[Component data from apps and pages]
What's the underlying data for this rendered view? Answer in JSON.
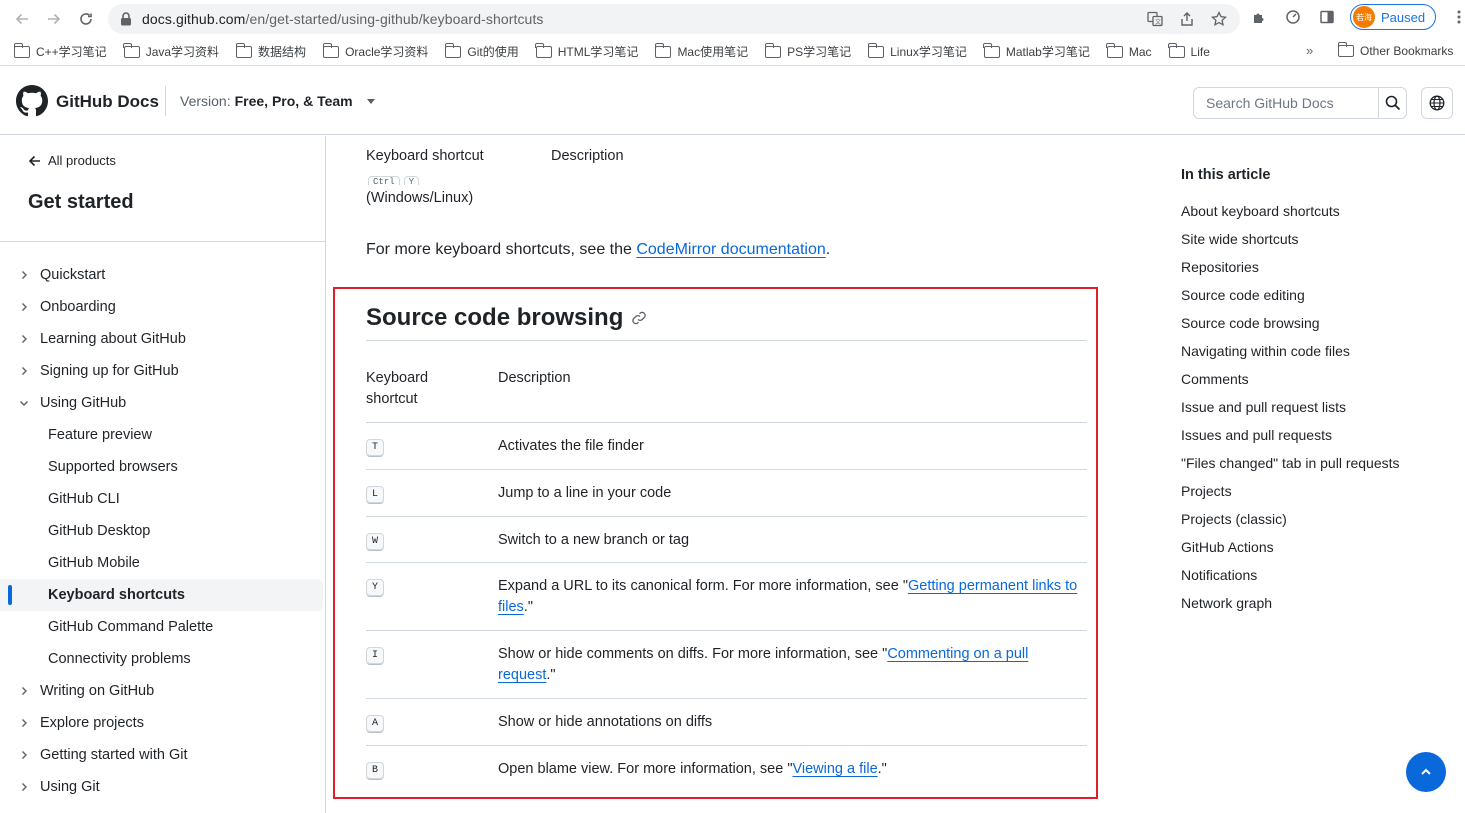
{
  "browser": {
    "url_host": "docs.github.com",
    "url_path": "/en/get-started/using-github/keyboard-shortcuts",
    "profile_status": "Paused",
    "profile_avatar_text": "若海",
    "bookmarks": [
      "C++学习笔记",
      "Java学习资料",
      "数据结构",
      "Oracle学习资料",
      "Git的使用",
      "HTML学习笔记",
      "Mac使用笔记",
      "PS学习笔记",
      "Linux学习笔记",
      "Matlab学习笔记",
      "Mac",
      "Life"
    ],
    "bookmarks_overflow": "»",
    "other_bookmarks": "Other Bookmarks"
  },
  "header": {
    "brand": "GitHub Docs",
    "version_label": "Version:",
    "version_value": "Free, Pro, & Team",
    "search_placeholder": "Search GitHub Docs"
  },
  "sidebar": {
    "back_label": "All products",
    "title": "Get started",
    "items": [
      {
        "label": "Quickstart",
        "type": "collapsed"
      },
      {
        "label": "Onboarding",
        "type": "collapsed"
      },
      {
        "label": "Learning about GitHub",
        "type": "collapsed"
      },
      {
        "label": "Signing up for GitHub",
        "type": "collapsed"
      },
      {
        "label": "Using GitHub",
        "type": "expanded"
      },
      {
        "label": "Feature preview",
        "type": "child"
      },
      {
        "label": "Supported browsers",
        "type": "child"
      },
      {
        "label": "GitHub CLI",
        "type": "child"
      },
      {
        "label": "GitHub Desktop",
        "type": "child"
      },
      {
        "label": "GitHub Mobile",
        "type": "child"
      },
      {
        "label": "Keyboard shortcuts",
        "type": "child-active"
      },
      {
        "label": "GitHub Command Palette",
        "type": "child"
      },
      {
        "label": "Connectivity problems",
        "type": "child"
      },
      {
        "label": "Writing on GitHub",
        "type": "collapsed"
      },
      {
        "label": "Explore projects",
        "type": "collapsed"
      },
      {
        "label": "Getting started with Git",
        "type": "collapsed"
      },
      {
        "label": "Using Git",
        "type": "collapsed"
      }
    ]
  },
  "main": {
    "prev_table": {
      "col_shortcut": "Keyboard shortcut",
      "col_description": "Description",
      "partial_keys": [
        "Ctrl",
        "Y"
      ],
      "os_note": "(Windows/Linux)"
    },
    "more_shortcuts": {
      "prefix": "For more keyboard shortcuts, see the ",
      "link": "CodeMirror documentation",
      "suffix": "."
    },
    "section": {
      "title": "Source code browsing",
      "col_shortcut": "Keyboard shortcut",
      "col_description": "Description",
      "rows": [
        {
          "key": "T",
          "text": "Activates the file finder"
        },
        {
          "key": "L",
          "text": "Jump to a line in your code"
        },
        {
          "key": "W",
          "text": "Switch to a new branch or tag"
        },
        {
          "key": "Y",
          "pre": "Expand a URL to its canonical form. For more information, see \"",
          "link": "Getting permanent links to files",
          "post": ".\""
        },
        {
          "key": "I",
          "pre": "Show or hide comments on diffs. For more information, see \"",
          "link": "Commenting on a pull request",
          "post": ".\""
        },
        {
          "key": "A",
          "text": "Show or hide annotations on diffs"
        },
        {
          "key": "B",
          "pre": "Open blame view. For more information, see \"",
          "link": "Viewing a file",
          "post": ".\""
        }
      ]
    }
  },
  "toc": {
    "title": "In this article",
    "items": [
      "About keyboard shortcuts",
      "Site wide shortcuts",
      "Repositories",
      "Source code editing",
      "Source code browsing",
      "Navigating within code files",
      "Comments",
      "Issue and pull request lists",
      "Issues and pull requests",
      "\"Files changed\" tab in pull requests",
      "Projects",
      "Projects (classic)",
      "GitHub Actions",
      "Notifications",
      "Network graph"
    ]
  },
  "colors": {
    "link": "#0969da",
    "highlight_border": "#e01e2c",
    "active_indicator": "#0969da"
  }
}
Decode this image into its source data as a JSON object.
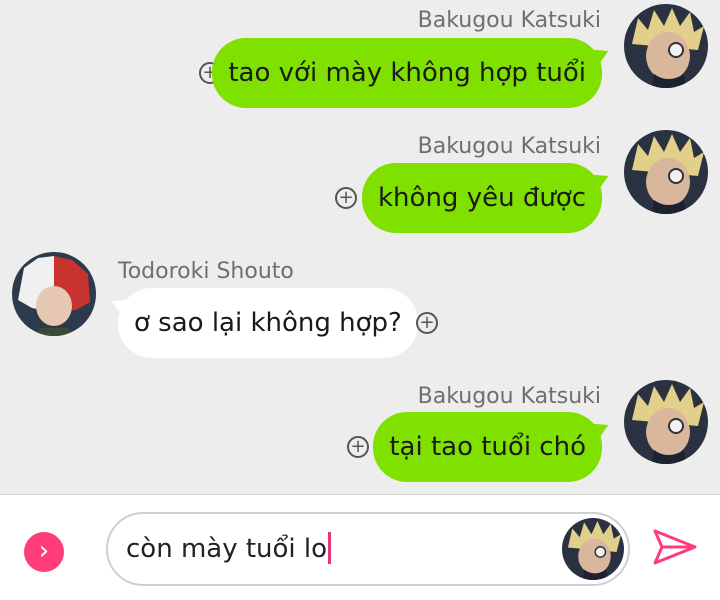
{
  "messages": [
    {
      "sender": "Bakugou Katsuki",
      "text": "tao với mày không hợp tuổi",
      "side": "right"
    },
    {
      "sender": "Bakugou Katsuki",
      "text": "không yêu được",
      "side": "right"
    },
    {
      "sender": "Todoroki Shouto",
      "text": "ơ sao lại không hợp?",
      "side": "left"
    },
    {
      "sender": "Bakugou Katsuki",
      "text": "tại tao tuổi chó",
      "side": "right"
    }
  ],
  "composer": {
    "input_value": "còn mày tuổi lo",
    "expand_icon": "chevron-right-icon",
    "send_icon": "send-icon"
  },
  "colors": {
    "own_bubble": "#80e000",
    "other_bubble": "#ffffff",
    "accent": "#ff3c78",
    "background": "#ededed"
  }
}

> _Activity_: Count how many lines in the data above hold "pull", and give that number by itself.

> _Expected answer_: 4